Beginning a conversation about stress…
Forty-three percent of all adults suffer adverse health effects from low-level chronic stress. The CDC (Center for Disease Control) estimates that up to 90% of doctor’s visits are for stress-related ailments. OSHA (Occupational Safety and Health Administration) has declared stress a hazard of the workplace. They estimate that stress costs American business more than $300 billion every year. Stress can cause headaches, high blood pressure, diabetes, weight gain or loss, skin conditions, asthma, a weakened immune system, depression and anxiety.

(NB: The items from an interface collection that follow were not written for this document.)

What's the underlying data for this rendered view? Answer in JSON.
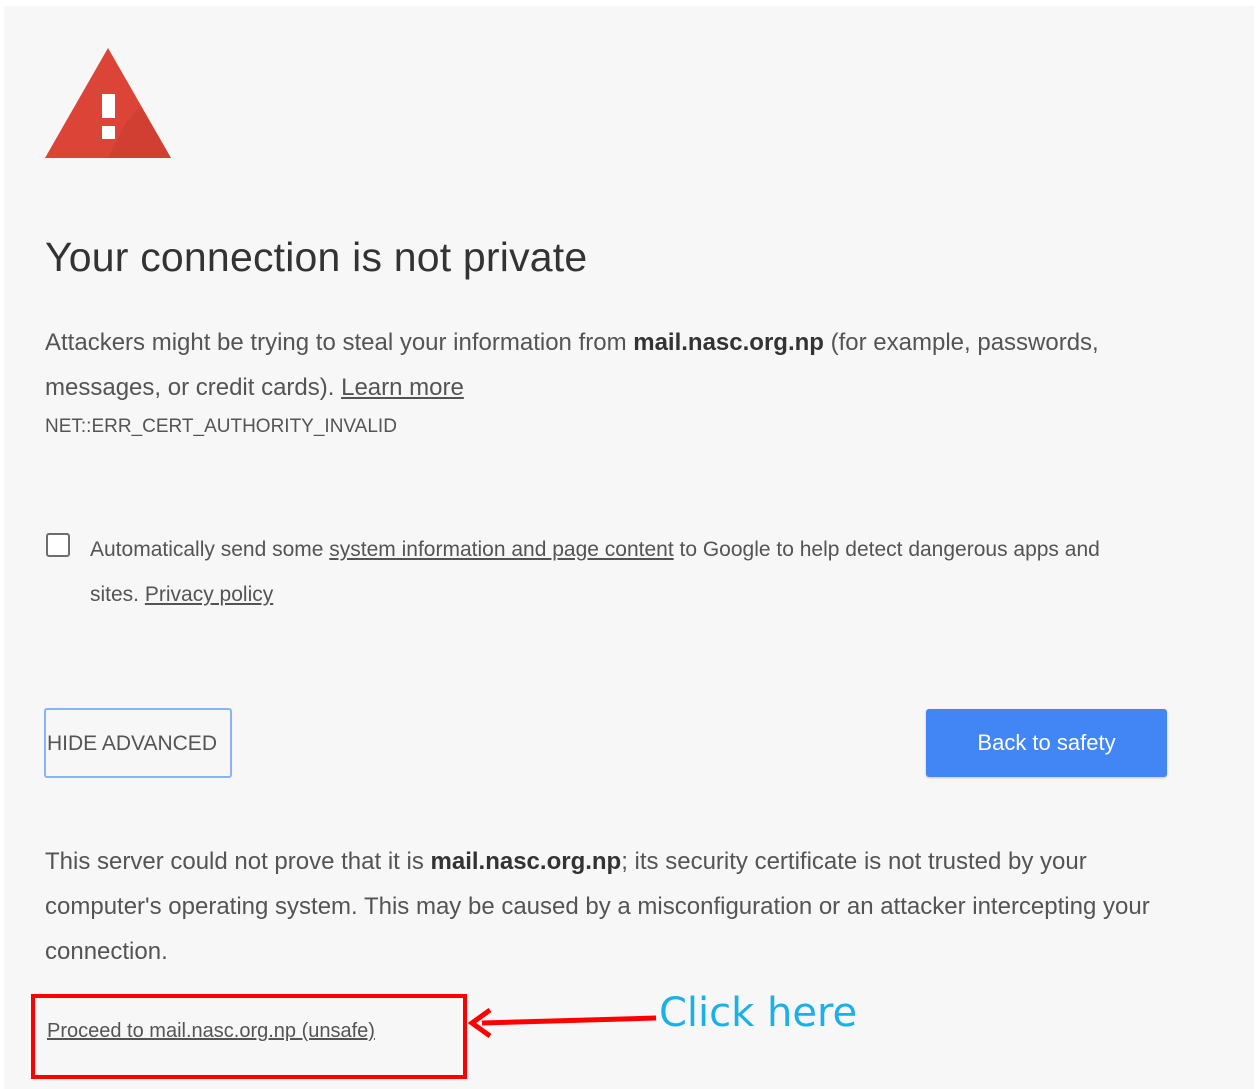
{
  "icons": {
    "warning": "warning-triangle-icon",
    "checkbox": "checkbox-icon",
    "arrow": "arrow-left-icon"
  },
  "colors": {
    "warning_red": "#db4437",
    "primary_blue": "#4285f4",
    "annotation_red": "#ff0000",
    "callout_cyan": "#1ab0e8"
  },
  "interstitial": {
    "title": "Your connection is not private",
    "message": {
      "before_host": "Attackers might be trying to steal your information from ",
      "host": "mail.nasc.org.np",
      "after_host": " (for example, passwords, messages, or credit cards). ",
      "learn_more": "Learn more"
    },
    "error_code": "NET::ERR_CERT_AUTHORITY_INVALID",
    "reporting": {
      "checked": false,
      "prefix": "Automatically send some ",
      "link": "system information and page content",
      "middle": " to Google to help detect dangerous apps and sites. ",
      "privacy_link": "Privacy policy"
    },
    "hide_advanced_label": "HIDE ADVANCED",
    "back_label": "Back to safety",
    "details": {
      "before_host": "This server could not prove that it is ",
      "host": "mail.nasc.org.np",
      "after_host": "; its security certificate is not trusted by your computer's operating system. This may be caused by a misconfiguration or an attacker intercepting your connection."
    },
    "proceed_link": "Proceed to mail.nasc.org.np (unsafe)"
  },
  "annotation": {
    "callout": "Click here"
  }
}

Dr. Andrew Weil, trained at Harvard, is based in Arizona. His specialties are integrative and alternative medicines. In 1994, Weil founded and has since directed the Arizona Center for Integrative Medicine. He has developed a breathing technique that is based on pranayama, an ancient Indian practice meaning “regulation of breath”. We know that it is important to fill our lungs when we breathe. This technique allows oxygen to better fill the lungs which produces a calming effect. Extra oxygen can have a relaxing effect on the sympathetic (fight or flight) nervous system.
When we are stressed, the nervous system becomes over-stimulated which can lead to anxiety and sleep loss. We also develop a habit of shallow breathing when stressed, which is unhealthy for many reasons. This technique slows the heart rate, improves digestion, lowers blood pressure and improves mental clarity. Fans of this technique swear that they fall asleep at night within 60 seconds when they use it.
How to do 4-7-8 breathing:
Let all the air out of your lungs through your mouth with a ‘whoosh’.
Place the tip of your tongue on the ridge of your gums just behind your front teeth
Breath all the way in for 4 counts
Hold for 7 counts
Breath out in 8 counts
Without a break repeat three more times
Do a set of four, at least twice a day. Each 4-7-8 should take 60 seconds or less. After a month, when you are comfortable with it, you may increase to 8 breath cycles at a time.
This breathing technique should be used to diffuse any stressful event. Stress caused by small things like a traffic incident, or large issues like financial pressures, loneliness, loss, health problems can be alleviated with this technique. It can also help with food cravings. View it as a tool you can pull out anytime for a quick fix.
Are you, or someone you know, is in the Most Stressed Age Group in America. This ASE article will help you find out, and how to help.